Parental Relocation

Parental Relocation with Court Orders

Sometimes, following a divorce, it becomes necessary for one parent to move to a new home, apartment, or condo. Sometimes the move isn’t very far, but if the move is more than 100 miles, it is necessary under the law to notify the other parent and the court. As part of many divorces, parenting time and legal decision-making orders are written down and filed. Once these orders are established, it is no longer a simple matter to move more than 100 miles from your current residence. Relocating with a child requires providing notice to the non-moving parent, and may require going to court to determine whether or not the relocation should be allowed.

Parental Relocation Requires Written Notice

Arizona law requires that written notice must be given to the non-moving parent if the custodial parent plans to move more than 100 miles or out of state with the child. The law specifies that the notice must be sent via certified return receipt mail at least 45 days in advance of the move. The non-moving parent then has thirty days to file a motion to prevent relocation.

Petitions for Parental Relocation

Either parent may file a petition with the court: the moving parent may file a motion to relocate, or the non-moving parent can file a motion to prevent relocation. In either case, the court must determine if the relocation is in the child’s best interest.

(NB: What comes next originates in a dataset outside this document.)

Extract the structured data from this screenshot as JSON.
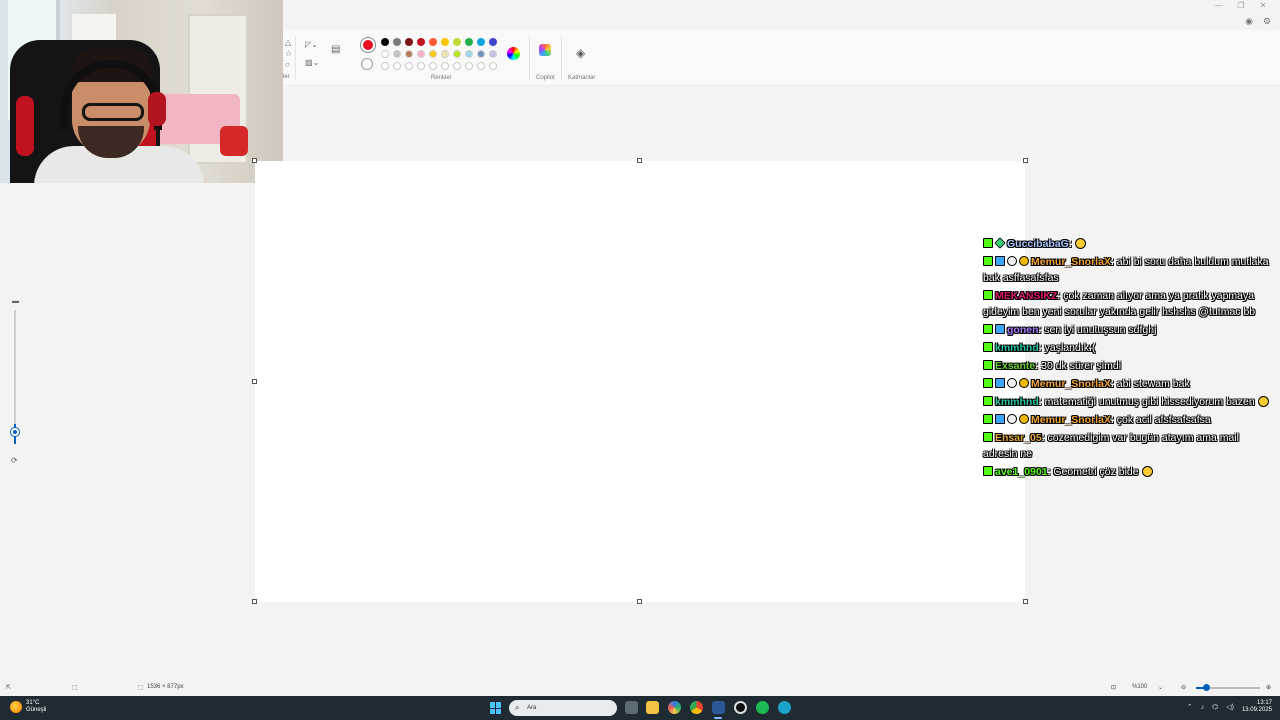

Best interest factors include the child’s relationship with each parent and the extended family, the child’s adjustment, the child’s wishes, the physical and mental health of all parties, whether domestic violence has occurred, and which parent is more likely to allow the other parent contact with the child. (For more information read Custody in Arizona).

In addition to the best interest factors, the court must consider additional factors in determining whether the relocation will be allowed. These additional factors include:

  •  Was the request to relocate made in good faith?
  •  What are the advantages of the move?
  •  What is the likelihood that the moving parent will comply with the orders?
  •  Will the relocation allow a realistic opportunity for both parents to parent?
  •  To what extent will the move affect the child’s emotional and physical needs and development?
  •  What are the motives of the parents?
  •  How will the relocation affect the child’s stability?

The parent requesting relocation has the burden of showing that the relocation is in the child’s best interest.

Parenting Across State Lines

If there is a parenting time plan in effect at the time of the move, it must remain in effect following the move. Because it can be very challenging to parent across state lines, such big moves generally require an update or modification to the parenting plan.

Contact The Law Office of Keith A. Singer

The Law Office of Keith A. Singer has been handling Divorce Law, Family Law, and Child Custody Law cases since 2003.

If you have any questions or concerns about a family law matter, please Contact The Law Office of Keith A. Singer or call 520.795.1800.

Parental Relocation-family law solutions from a lawyer that cares

For Questions or Concerns Regarding Relocation Please Call the Law Office of Keith A. Singer